And look! An actual post!
Too many to list them all, but my main blogs are:
which is my dev blog and,
which is random, indeiweb stuff.
Too infrequent, but I’m on my way (it’s in German, because that’s where I come from)
Fantastic content. Thanks for sharing.
Which wordpress theme is your https://cogzest.com based on, if I may ask?
So many good reads mentioned in this thread. Thanks for starting it @beck. I now have a new folder in Newsify for MPU blogs! Ryan, I enjoyed your Demon Haunted World post! It fit with something I was writing and I linked over to you.
Seeing all these blogs reminds me of the internet before social media.
I have a blog that I use to store instructions for difficult computer things that I do infrequently and therefore always forget how to do next time. I also post solutions to problems I have solved because I could not find anyone on internet who already solved it.
I update it a few times a year.
Great! Looking forward to reading it.
It is pretty neat that some version of the “blogosphere” has survived this far.
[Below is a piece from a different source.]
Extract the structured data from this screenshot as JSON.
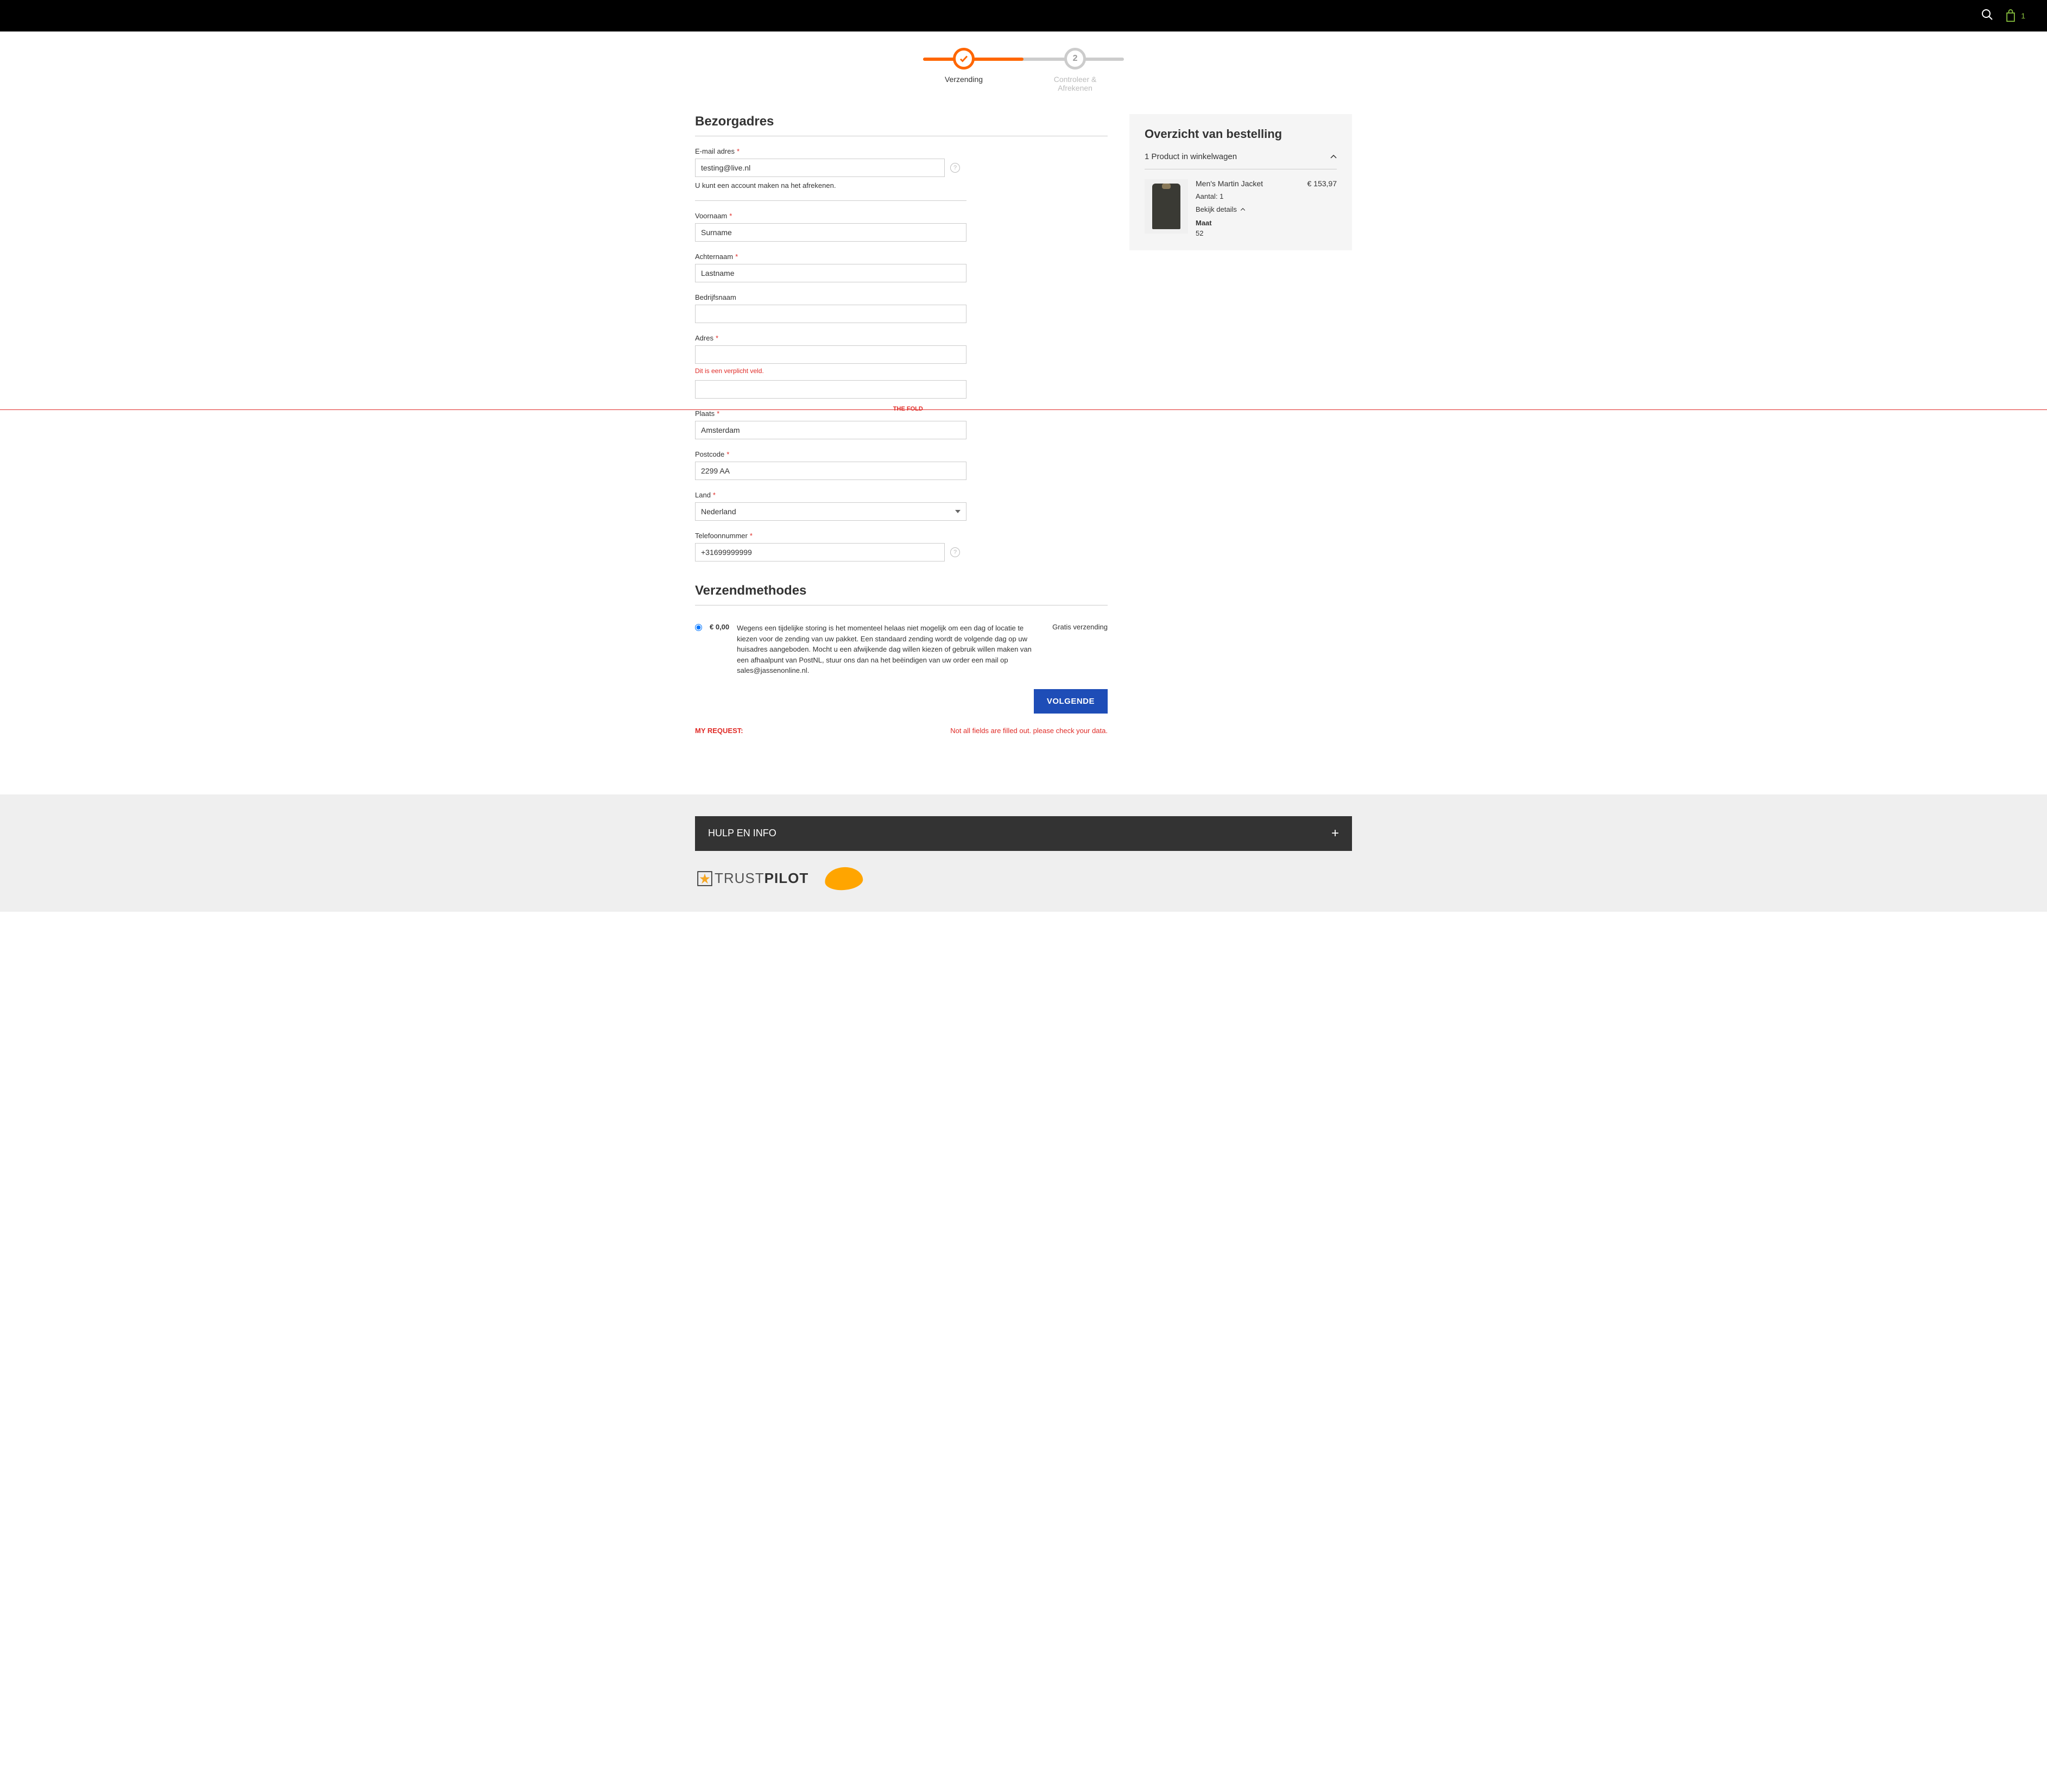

Which reminds me… one thing that seems to have lessened are the “ping back” mechanics common to pre-social network blogs, when WordPress and Blogger were more popular, relative to all our other platform options. I’ve heard that micro.blog allows blogs to feed into its social network system, which feels like pingbacks. I need to look into that.
On another tangent: how do all you bloggers feel about Medium these days? Do you cross-post at all? Happy to create a linked post to discuss off of this thread.
Ah, yes, blog-to-blog conversation via ping backs were/are fantastic. That’s one reason I’m still on WordPress as it still seems to lend itself to that kind of thing. And yes, Micro.blog helps as do various possible plugins for WordPress. It really helps to capture/promote/grow a sense of community between blogs which can be a wonderful thing.
I still have a Medium account but stopped cross posting to it a long time ago. Medium felt somewhat unstable to me so my visits diminished.
Thank you for starting this thread. Lots of good stuff here. I’ll chime in with mine, 40Tech.com. I started it 10 years ago, and it was very busy back in the day, with a couple other writers writing with me. When I transitioned into fatherhood my writing trailed off significantly, although I still enjoy it.
this was a while ago and done by someone else. But according to
<script src="https://cogzest.com/wp-content/themes/twentyfifteen/js/html5.js"></script> which would be Twenty Fifteen - WordPress theme | WordPress.org English (Canada).
This topic led me to write
Thanks beck for the inspiration! I had been meaning to blog about writing for quite a while!
I’ve been wondering for quite a while whether to publish there. And I might. I became concerned about the possibility that it might shut down one day, or have further changes in terms of service, or the like. I’m already spread out on multiple websites. Still it has advantages, so perhaps later. But I think I’m more likely to write elsewhere (I got an invitation from The Conversation (the Canadian instance of that site) and have an article in the works with them; and have other publishers on my radar/vice-versa).
This is an old blog. The blog only worked up to the point where I was unable to get people to agree to do the short interviews.
Very nice, thank you.